Never mind the broccoli, just keep taking the tablets

Now and again I try to dream up that miracle product which going to make my fortune: The one that's going to let me to spend the rest of my life writing, playing music etc . . .

And I think I've finally cracked it - E Number Pills. After all, if you're one of those militant, hyper-vegans, how can your diet possibly be balanced when you don't take enough E-Numbers?

Obviously I'm exaggerating because this is my sales bullshit. In fact there are many naturally occurring E-Numbers. Vitamin C, for example, has no less than five E-numbers all to itself, Nos E300-E304, because there are several chemical variants of vitamin C.

Well, that's triggered a cataclysmic veggie crisis already: How are you going to take all those toxic E-Numbers out of the humble orange?

And some E-Numbers may not be good for us, but would we willingly give them up? E1510 is alcohol. Even the finest organic wines, dammit, are bung full of E1510. And E1503 is castor oil. You wouldn't go far without that . . .

And what about E948? Er, that's oxygen. Life on Earth etc . . . And as a devout foodie, I can't help noticing that E100 is turmeric. Curry crisis? No thank you. And E407a is processed eucheuma seaweed, which sounds ideal for a militant veggie food fad, though really it's an emulsifier.

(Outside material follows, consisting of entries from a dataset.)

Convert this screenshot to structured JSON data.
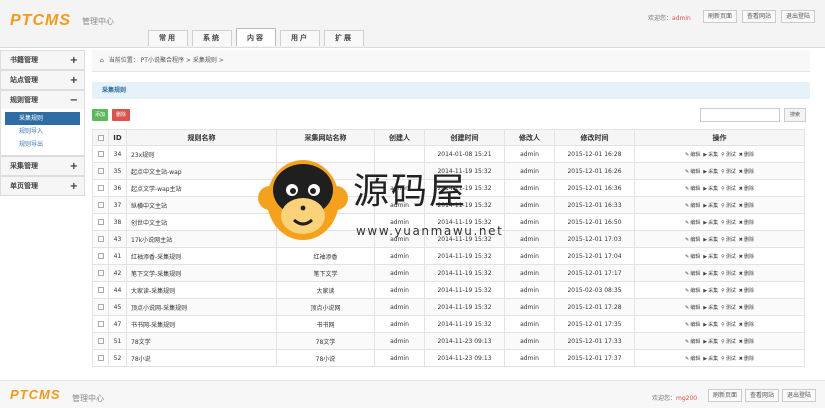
{
  "header": {
    "logo": "PTCMS",
    "subtitle": "管理中心",
    "welcome_label": "欢迎您：",
    "username": "admin",
    "buttons": [
      "刷新页面",
      "查看网站",
      "退出登陆"
    ]
  },
  "tabs": [
    {
      "label": "常用",
      "active": false
    },
    {
      "label": "系统",
      "active": false
    },
    {
      "label": "内容",
      "active": true
    },
    {
      "label": "用户",
      "active": false
    },
    {
      "label": "扩展",
      "active": false
    }
  ],
  "sidebar": {
    "groups": [
      {
        "title": "书籍管理",
        "expander": "+",
        "items": []
      },
      {
        "title": "站点管理",
        "expander": "+",
        "items": []
      },
      {
        "title": "规则管理",
        "expander": "−",
        "items": [
          {
            "label": "采集规则",
            "active": true
          },
          {
            "label": "规则导入",
            "active": false
          },
          {
            "label": "规则导出",
            "active": false
          }
        ]
      },
      {
        "title": "采集管理",
        "expander": "+",
        "items": []
      },
      {
        "title": "单页管理",
        "expander": "+",
        "items": []
      }
    ]
  },
  "breadcrumb": {
    "prefix": "当前位置：",
    "parts": [
      "PT小说聚合程序",
      ">",
      "采集规则",
      ">"
    ]
  },
  "section_title": "采集规则",
  "toolbar": {
    "add_label": "添加",
    "delete_label": "删除",
    "search_placeholder": "",
    "search_label": "搜索"
  },
  "table": {
    "headers": [
      "",
      "ID",
      "规则名称",
      "采集网站名称",
      "创建人",
      "创建时间",
      "修改人",
      "修改时间",
      "操作"
    ],
    "ops": [
      "编辑",
      "采集",
      "测试",
      "删除"
    ],
    "rows": [
      {
        "id": "34",
        "name": "23x规则",
        "site": "",
        "creator": "",
        "created": "2014-01-08 15:21",
        "modifier": "admin",
        "modified": "2015-12-01 16:28"
      },
      {
        "id": "35",
        "name": "起点中文主站-wap",
        "site": "",
        "creator": "",
        "created": "2014-11-19 15:32",
        "modifier": "admin",
        "modified": "2015-12-01 16:26"
      },
      {
        "id": "36",
        "name": "起点文学-wap主站",
        "site": "",
        "creator": "admin",
        "created": "2014-11-19 15:32",
        "modifier": "admin",
        "modified": "2015-12-01 16:36"
      },
      {
        "id": "37",
        "name": "纵横中文主站",
        "site": "",
        "creator": "admin",
        "created": "2014-11-19 15:32",
        "modifier": "admin",
        "modified": "2015-12-01 16:33"
      },
      {
        "id": "38",
        "name": "创世中文主站",
        "site": "",
        "creator": "admin",
        "created": "2014-11-19 15:32",
        "modifier": "admin",
        "modified": "2015-12-01 16:50"
      },
      {
        "id": "43",
        "name": "17k小说网主站",
        "site": "",
        "creator": "admin",
        "created": "2014-11-19 15:32",
        "modifier": "admin",
        "modified": "2015-12-01 17:03"
      },
      {
        "id": "41",
        "name": "红袖添香-采集规则",
        "site": "红袖添香",
        "creator": "admin",
        "created": "2014-11-19 15:32",
        "modifier": "admin",
        "modified": "2015-12-01 17:04"
      },
      {
        "id": "42",
        "name": "笔下文学-采集规则",
        "site": "笔下文学",
        "creator": "admin",
        "created": "2014-11-19 15:32",
        "modifier": "admin",
        "modified": "2015-12-01 17:17"
      },
      {
        "id": "44",
        "name": "大家读-采集规则",
        "site": "大家读",
        "creator": "admin",
        "created": "2014-11-19 15:32",
        "modifier": "admin",
        "modified": "2015-02-03 08:35"
      },
      {
        "id": "45",
        "name": "顶点小说网-采集规则",
        "site": "顶点小说网",
        "creator": "admin",
        "created": "2014-11-19 15:32",
        "modifier": "admin",
        "modified": "2015-12-01 17:28"
      },
      {
        "id": "47",
        "name": "书书网-采集规则",
        "site": "书书网",
        "creator": "admin",
        "created": "2014-11-19 15:32",
        "modifier": "admin",
        "modified": "2015-12-01 17:35"
      },
      {
        "id": "51",
        "name": "78文学",
        "site": "78文学",
        "creator": "admin",
        "created": "2014-11-23 09:13",
        "modifier": "admin",
        "modified": "2015-12-01 17:33"
      },
      {
        "id": "52",
        "name": "78小说",
        "site": "78小说",
        "creator": "admin",
        "created": "2014-11-23 09:13",
        "modifier": "admin",
        "modified": "2015-12-01 17:37"
      }
    ]
  },
  "watermark": {
    "text": "源码屋",
    "url": "www.yuanmawu.net"
  },
  "footer": {
    "logo": "PTCMS",
    "subtitle": "管理中心",
    "welcome_label": "欢迎您：",
    "username": "mg200",
    "buttons": [
      "刷新页面",
      "查看网站",
      "退出登陆"
    ]
  },
  "colors": {
    "logo": "#f39a1e",
    "add_button": "#5cb85c",
    "delete_button": "#d9534f",
    "sidebar_active": "#2d6da3",
    "section_bg": "#e7f1f9"
  }
}
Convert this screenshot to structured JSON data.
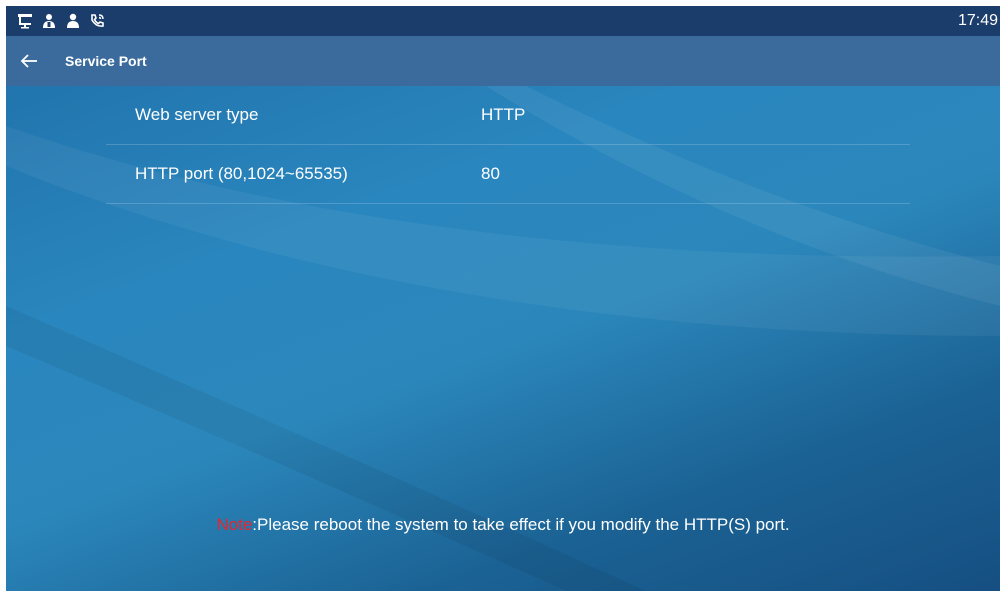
{
  "status_bar": {
    "icons": [
      "network-icon",
      "contacts-icon",
      "user-icon",
      "call-icon"
    ],
    "time": "17:49"
  },
  "header": {
    "title": "Service Port",
    "back_icon": "back-arrow-icon"
  },
  "settings": [
    {
      "label": "Web server type",
      "value": "HTTP"
    },
    {
      "label": "HTTP port (80,1024~65535)",
      "value": "80"
    }
  ],
  "note": {
    "prefix": "Note",
    "message": ":Please reboot the system to take effect if you modify the HTTP(S) port."
  },
  "colors": {
    "status_bar": "#1b3d6b",
    "title_bar": "#3a6b9c",
    "background": "#2a86be",
    "note_prefix": "#e8252e"
  }
}
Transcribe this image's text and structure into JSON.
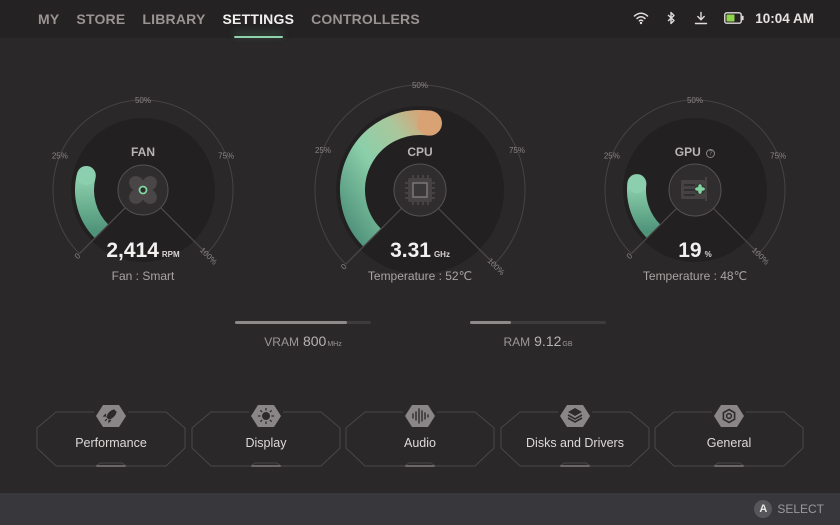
{
  "nav": {
    "tabs": [
      {
        "label": "MY",
        "active": false
      },
      {
        "label": "STORE",
        "active": false
      },
      {
        "label": "LIBRARY",
        "active": false
      },
      {
        "label": "SETTINGS",
        "active": true
      },
      {
        "label": "CONTROLLERS",
        "active": false
      }
    ]
  },
  "status": {
    "icons": [
      "wifi-icon",
      "bluetooth-icon",
      "download-icon",
      "battery-icon"
    ],
    "battery_color": "#8fd44a",
    "time": "10:04 AM"
  },
  "gauges": {
    "tick_labels": [
      "0",
      "25%",
      "50%",
      "75%",
      "100%"
    ],
    "fan": {
      "title": "FAN",
      "value": "2,414",
      "unit": "RPM",
      "subtitle": "Fan : Smart",
      "fill_fraction": 0.22,
      "icon": "fan-icon"
    },
    "cpu": {
      "title": "CPU",
      "value": "3.31",
      "unit": "GHz",
      "subtitle": "Temperature : 52℃",
      "fill_fraction": 0.53,
      "icon": "cpu-chip-icon"
    },
    "gpu": {
      "title": "GPU",
      "help_icon": "?",
      "value": "19",
      "unit": "%",
      "subtitle": "Temperature : 48℃",
      "fill_fraction": 0.19,
      "icon": "graphics-card-icon"
    },
    "colors": {
      "arc_start": "#5aa88a",
      "arc_mid": "#8ccfae",
      "arc_end_cpu": "#d9a275",
      "accent": "#7fd49f"
    }
  },
  "memory": {
    "vram": {
      "label": "VRAM",
      "value": "800",
      "unit": "MHz",
      "fill_fraction": 0.82
    },
    "ram": {
      "label": "RAM",
      "value": "9.12",
      "unit": "GB",
      "fill_fraction": 0.3
    }
  },
  "categories": [
    {
      "label": "Performance",
      "icon": "rocket-icon"
    },
    {
      "label": "Display",
      "icon": "brightness-icon"
    },
    {
      "label": "Audio",
      "icon": "sound-wave-icon"
    },
    {
      "label": "Disks and Drivers",
      "icon": "layers-icon"
    },
    {
      "label": "General",
      "icon": "settings-nut-icon"
    }
  ],
  "footer": {
    "button_glyph": "A",
    "hint": "SELECT"
  }
}
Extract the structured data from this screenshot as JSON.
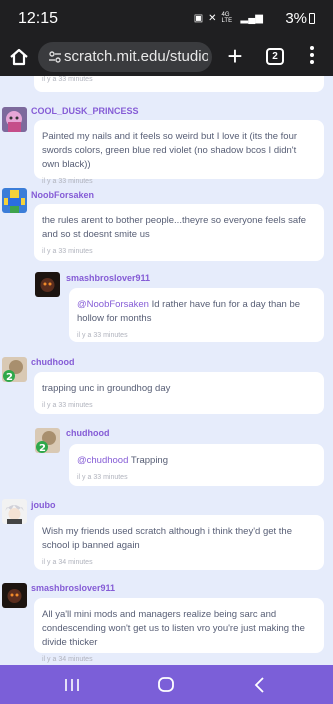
{
  "status_bar": {
    "time": "12:15",
    "network": "4G LTE",
    "battery": "3%"
  },
  "browser": {
    "url": "scratch.mit.edu/studios/",
    "tab_count": "2"
  },
  "comments": [
    {
      "id": "top-partial",
      "time": "il y a 33 minutes"
    },
    {
      "id": "c1",
      "username": "COOL_DUSK_PRINCESS",
      "text": "Painted my nails and it feels so weird but I love it (its the four swords colors, green blue red violet (no shadow bcos I didn't own black))",
      "time": "il y a 33 minutes",
      "avatar": "pink-character-avatar"
    },
    {
      "id": "c2",
      "username": "NoobForsaken",
      "text": "the rules arent to bother people...theyre so everyone feels safe and so st doesnt smite us",
      "time": "il y a 33 minutes",
      "avatar": "roblox-noob-avatar"
    },
    {
      "id": "r1",
      "username": "smashbroslover911",
      "mention": "@NoobForsaken",
      "text": " Id rather have fun for a day than be hollow for months",
      "time": "il y a 33 minutes",
      "avatar": "dark-creature-avatar"
    },
    {
      "id": "c3",
      "username": "chudhood",
      "text": "trapping unc in groundhog day",
      "time": "il y a 33 minutes",
      "avatar": "sackboy-avatar"
    },
    {
      "id": "r2",
      "username": "chudhood",
      "mention": "@chudhood",
      "text": " Trapping",
      "time": "il y a 33 minutes",
      "avatar": "sackboy-avatar"
    },
    {
      "id": "c4",
      "username": "joubo",
      "text": "Wish my friends used scratch although i think they'd get the school ip banned again",
      "time": "il y a 34 minutes",
      "avatar": "anime-boy-avatar"
    },
    {
      "id": "c5",
      "username": "smashbroslover911",
      "text": "All ya'll mini mods and managers realize being sarc and condescending won't get us to listen vro you're just making the divide thicker",
      "time": "il y a 34 minutes",
      "avatar": "dark-creature-avatar"
    }
  ],
  "colors": {
    "accent": "#855cd6",
    "page_bg": "#e6ecfb",
    "nav_bar": "#7b5fd8"
  }
}
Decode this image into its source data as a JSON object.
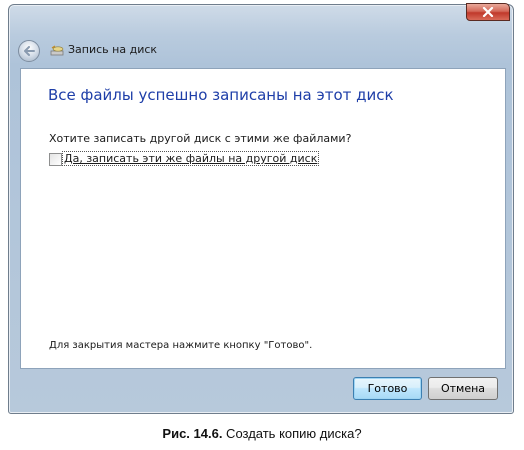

Show some emulsion . . .

Admittedly some E-Numbers are much more scary - E385 is Calcium disodium ethylene diamine tetra-acetate. It's supposed to be a sequestrant, whatever that is. Perhaps it makes you go bankrupt? E537 is ferrous hexacyanomanganate. It's an anti-caking agent. Let them eat ferrous hexacyanomanganate? I'm not surprised they had a revolution . . .

Now you may think that I'm winding you up. But no; my learned dissertation is firmly based on true facts. I've just twisted them a bit. But to show there's no hard veggie feelings, here's the recipe for Progressive Salad.

It's so-called because my mate Mark, a deeply-skilled vegetarian cook, came up with:

Lettuce, tomatoes and apples, chopped together.

I added: A vigorous chopping of fresh parsley.

And Claire added: A dressing of walnut oil and walnut vinegar with a dash of salt.

Together, it's E-licious.